=== Section Start ===
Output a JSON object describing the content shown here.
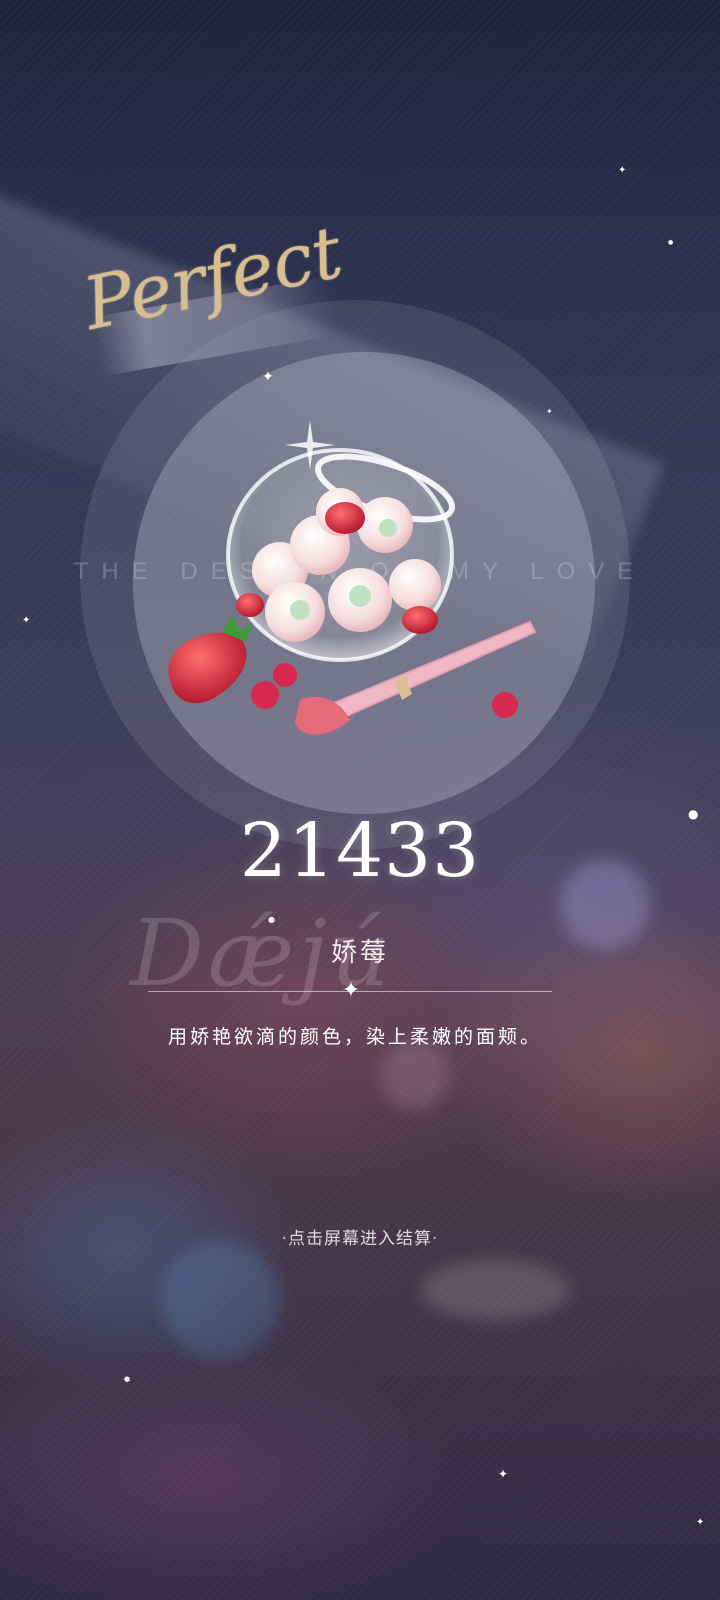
{
  "result": {
    "grade": "Perfect",
    "tagline": "THE DESIGN OF MY LOVE",
    "score": "21433",
    "item_name": "娇莓",
    "description": "用娇艳欲滴的颜色，染上柔嫩的面颊。",
    "continue_hint": "点击屏幕进入结算"
  },
  "colors": {
    "grade_gold": "#d8bd8e",
    "score_white": "#ffffff",
    "background_top": "#1e2436",
    "background_bottom": "#2f2a42"
  },
  "icons": {
    "item": "strawberry-bowl-with-makeup-brush",
    "divider": "four-point-star"
  }
}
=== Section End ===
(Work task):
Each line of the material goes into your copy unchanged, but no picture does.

(Answer box):
Output a JSON object describing the content shown here.
{
  "result": {
    "grade": "Perfect",
    "tagline": "THE DESIGN OF MY LOVE",
    "score": "21433",
    "item_name": "娇莓",
    "description": "用娇艳欲滴的颜色，染上柔嫩的面颊。",
    "continue_hint": "点击屏幕进入结算"
  },
  "colors": {
    "grade_gold": "#d8bd8e",
    "score_white": "#ffffff",
    "background_top": "#1e2436",
    "background_bottom": "#2f2a42"
  },
  "icons": {
    "item": "strawberry-bowl-with-makeup-brush",
    "divider": "four-point-star"
  }
}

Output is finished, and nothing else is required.